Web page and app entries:
.....
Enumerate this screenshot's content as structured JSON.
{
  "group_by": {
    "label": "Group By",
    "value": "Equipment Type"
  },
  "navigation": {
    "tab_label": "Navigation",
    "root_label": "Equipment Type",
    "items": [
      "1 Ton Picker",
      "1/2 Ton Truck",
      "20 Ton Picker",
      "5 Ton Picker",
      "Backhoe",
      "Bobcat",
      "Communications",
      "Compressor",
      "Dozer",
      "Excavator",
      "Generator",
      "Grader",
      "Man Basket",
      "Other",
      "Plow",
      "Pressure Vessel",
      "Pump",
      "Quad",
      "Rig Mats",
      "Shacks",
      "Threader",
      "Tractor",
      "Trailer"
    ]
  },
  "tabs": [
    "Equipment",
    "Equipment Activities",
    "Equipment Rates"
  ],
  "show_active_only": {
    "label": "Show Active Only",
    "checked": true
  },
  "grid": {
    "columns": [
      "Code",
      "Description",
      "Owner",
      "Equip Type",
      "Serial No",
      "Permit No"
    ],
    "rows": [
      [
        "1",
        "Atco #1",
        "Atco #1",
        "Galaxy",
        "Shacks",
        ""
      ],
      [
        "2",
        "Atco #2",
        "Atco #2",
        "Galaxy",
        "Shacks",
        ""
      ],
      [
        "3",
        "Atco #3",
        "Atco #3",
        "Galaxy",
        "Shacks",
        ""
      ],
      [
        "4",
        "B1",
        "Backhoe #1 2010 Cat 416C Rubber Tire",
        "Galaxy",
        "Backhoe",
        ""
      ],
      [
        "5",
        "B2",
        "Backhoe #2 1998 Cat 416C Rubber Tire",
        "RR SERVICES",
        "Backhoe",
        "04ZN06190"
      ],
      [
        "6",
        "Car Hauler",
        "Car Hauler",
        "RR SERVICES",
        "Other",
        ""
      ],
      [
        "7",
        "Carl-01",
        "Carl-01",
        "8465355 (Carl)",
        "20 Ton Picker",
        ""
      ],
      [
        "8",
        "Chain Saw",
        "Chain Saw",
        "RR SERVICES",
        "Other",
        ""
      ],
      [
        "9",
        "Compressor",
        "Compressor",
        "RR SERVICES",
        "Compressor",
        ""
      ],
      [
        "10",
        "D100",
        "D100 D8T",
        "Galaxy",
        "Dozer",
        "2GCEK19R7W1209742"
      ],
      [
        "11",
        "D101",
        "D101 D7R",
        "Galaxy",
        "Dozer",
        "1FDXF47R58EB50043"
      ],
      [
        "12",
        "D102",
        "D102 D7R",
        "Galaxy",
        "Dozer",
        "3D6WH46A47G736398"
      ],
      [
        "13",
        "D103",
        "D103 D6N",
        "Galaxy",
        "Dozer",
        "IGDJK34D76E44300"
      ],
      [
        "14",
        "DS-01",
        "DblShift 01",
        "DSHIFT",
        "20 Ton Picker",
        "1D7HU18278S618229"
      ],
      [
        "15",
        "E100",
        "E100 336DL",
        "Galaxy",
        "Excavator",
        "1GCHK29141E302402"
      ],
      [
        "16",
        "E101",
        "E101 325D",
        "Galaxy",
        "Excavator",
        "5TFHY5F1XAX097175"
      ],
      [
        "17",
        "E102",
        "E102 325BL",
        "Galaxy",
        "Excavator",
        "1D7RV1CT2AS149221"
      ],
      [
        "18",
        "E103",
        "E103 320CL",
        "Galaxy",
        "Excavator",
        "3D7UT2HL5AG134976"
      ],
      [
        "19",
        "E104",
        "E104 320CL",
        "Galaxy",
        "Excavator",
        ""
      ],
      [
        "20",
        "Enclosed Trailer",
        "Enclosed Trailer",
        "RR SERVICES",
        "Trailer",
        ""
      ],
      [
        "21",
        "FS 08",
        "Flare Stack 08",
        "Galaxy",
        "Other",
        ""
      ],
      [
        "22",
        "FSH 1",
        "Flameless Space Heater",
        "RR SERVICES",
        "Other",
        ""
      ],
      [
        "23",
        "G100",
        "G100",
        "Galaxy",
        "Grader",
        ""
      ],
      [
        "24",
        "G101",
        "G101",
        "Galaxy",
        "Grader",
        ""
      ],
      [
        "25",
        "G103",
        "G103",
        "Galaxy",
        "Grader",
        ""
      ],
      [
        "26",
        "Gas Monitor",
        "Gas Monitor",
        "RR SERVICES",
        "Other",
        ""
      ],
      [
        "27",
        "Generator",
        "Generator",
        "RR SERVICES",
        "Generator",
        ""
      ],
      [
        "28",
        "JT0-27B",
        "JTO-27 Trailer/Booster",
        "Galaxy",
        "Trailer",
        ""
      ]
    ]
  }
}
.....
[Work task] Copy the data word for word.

[Solution to the exercise]
Enumerate this screenshot's content as structured JSON.
{
  "group_by": {
    "label": "Group By",
    "value": "Equipment Type"
  },
  "navigation": {
    "tab_label": "Navigation",
    "root_label": "Equipment Type",
    "items": [
      "1 Ton Picker",
      "1/2 Ton Truck",
      "20 Ton Picker",
      "5 Ton Picker",
      "Backhoe",
      "Bobcat",
      "Communications",
      "Compressor",
      "Dozer",
      "Excavator",
      "Generator",
      "Grader",
      "Man Basket",
      "Other",
      "Plow",
      "Pressure Vessel",
      "Pump",
      "Quad",
      "Rig Mats",
      "Shacks",
      "Threader",
      "Tractor",
      "Trailer"
    ]
  },
  "tabs": [
    "Equipment",
    "Equipment Activities",
    "Equipment Rates"
  ],
  "show_active_only": {
    "label": "Show Active Only",
    "checked": true
  },
  "grid": {
    "columns": [
      "Code",
      "Description",
      "Owner",
      "Equip Type",
      "Serial No",
      "Permit No"
    ],
    "rows": [
      [
        "1",
        "Atco #1",
        "Atco #1",
        "Galaxy",
        "Shacks",
        ""
      ],
      [
        "2",
        "Atco #2",
        "Atco #2",
        "Galaxy",
        "Shacks",
        ""
      ],
      [
        "3",
        "Atco #3",
        "Atco #3",
        "Galaxy",
        "Shacks",
        ""
      ],
      [
        "4",
        "B1",
        "Backhoe #1 2010 Cat 416C Rubber Tire",
        "Galaxy",
        "Backhoe",
        ""
      ],
      [
        "5",
        "B2",
        "Backhoe #2 1998 Cat 416C Rubber Tire",
        "RR SERVICES",
        "Backhoe",
        "04ZN06190"
      ],
      [
        "6",
        "Car Hauler",
        "Car Hauler",
        "RR SERVICES",
        "Other",
        ""
      ],
      [
        "7",
        "Carl-01",
        "Carl-01",
        "8465355 (Carl)",
        "20 Ton Picker",
        ""
      ],
      [
        "8",
        "Chain Saw",
        "Chain Saw",
        "RR SERVICES",
        "Other",
        ""
      ],
      [
        "9",
        "Compressor",
        "Compressor",
        "RR SERVICES",
        "Compressor",
        ""
      ],
      [
        "10",
        "D100",
        "D100 D8T",
        "Galaxy",
        "Dozer",
        "2GCEK19R7W1209742"
      ],
      [
        "11",
        "D101",
        "D101 D7R",
        "Galaxy",
        "Dozer",
        "1FDXF47R58EB50043"
      ],
      [
        "12",
        "D102",
        "D102 D7R",
        "Galaxy",
        "Dozer",
        "3D6WH46A47G736398"
      ],
      [
        "13",
        "D103",
        "D103 D6N",
        "Galaxy",
        "Dozer",
        "IGDJK34D76E44300"
      ],
      [
        "14",
        "DS-01",
        "DblShift 01",
        "DSHIFT",
        "20 Ton Picker",
        "1D7HU18278S618229"
      ],
      [
        "15",
        "E100",
        "E100 336DL",
        "Galaxy",
        "Excavator",
        "1GCHK29141E302402"
      ],
      [
        "16",
        "E101",
        "E101 325D",
        "Galaxy",
        "Excavator",
        "5TFHY5F1XAX097175"
      ],
      [
        "17",
        "E102",
        "E102 325BL",
        "Galaxy",
        "Excavator",
        "1D7RV1CT2AS149221"
      ],
      [
        "18",
        "E103",
        "E103 320CL",
        "Galaxy",
        "Excavator",
        "3D7UT2HL5AG134976"
      ],
      [
        "19",
        "E104",
        "E104 320CL",
        "Galaxy",
        "Excavator",
        ""
      ],
      [
        "20",
        "Enclosed Trailer",
        "Enclosed Trailer",
        "RR SERVICES",
        "Trailer",
        ""
      ],
      [
        "21",
        "FS 08",
        "Flare Stack 08",
        "Galaxy",
        "Other",
        ""
      ],
      [
        "22",
        "FSH 1",
        "Flameless Space Heater",
        "RR SERVICES",
        "Other",
        ""
      ],
      [
        "23",
        "G100",
        "G100",
        "Galaxy",
        "Grader",
        ""
      ],
      [
        "24",
        "G101",
        "G101",
        "Galaxy",
        "Grader",
        ""
      ],
      [
        "25",
        "G103",
        "G103",
        "Galaxy",
        "Grader",
        ""
      ],
      [
        "26",
        "Gas Monitor",
        "Gas Monitor",
        "RR SERVICES",
        "Other",
        ""
      ],
      [
        "27",
        "Generator",
        "Generator",
        "RR SERVICES",
        "Generator",
        ""
      ],
      [
        "28",
        "JT0-27B",
        "JTO-27 Trailer/Booster",
        "Galaxy",
        "Trailer",
        ""
      ]
    ]
  }
}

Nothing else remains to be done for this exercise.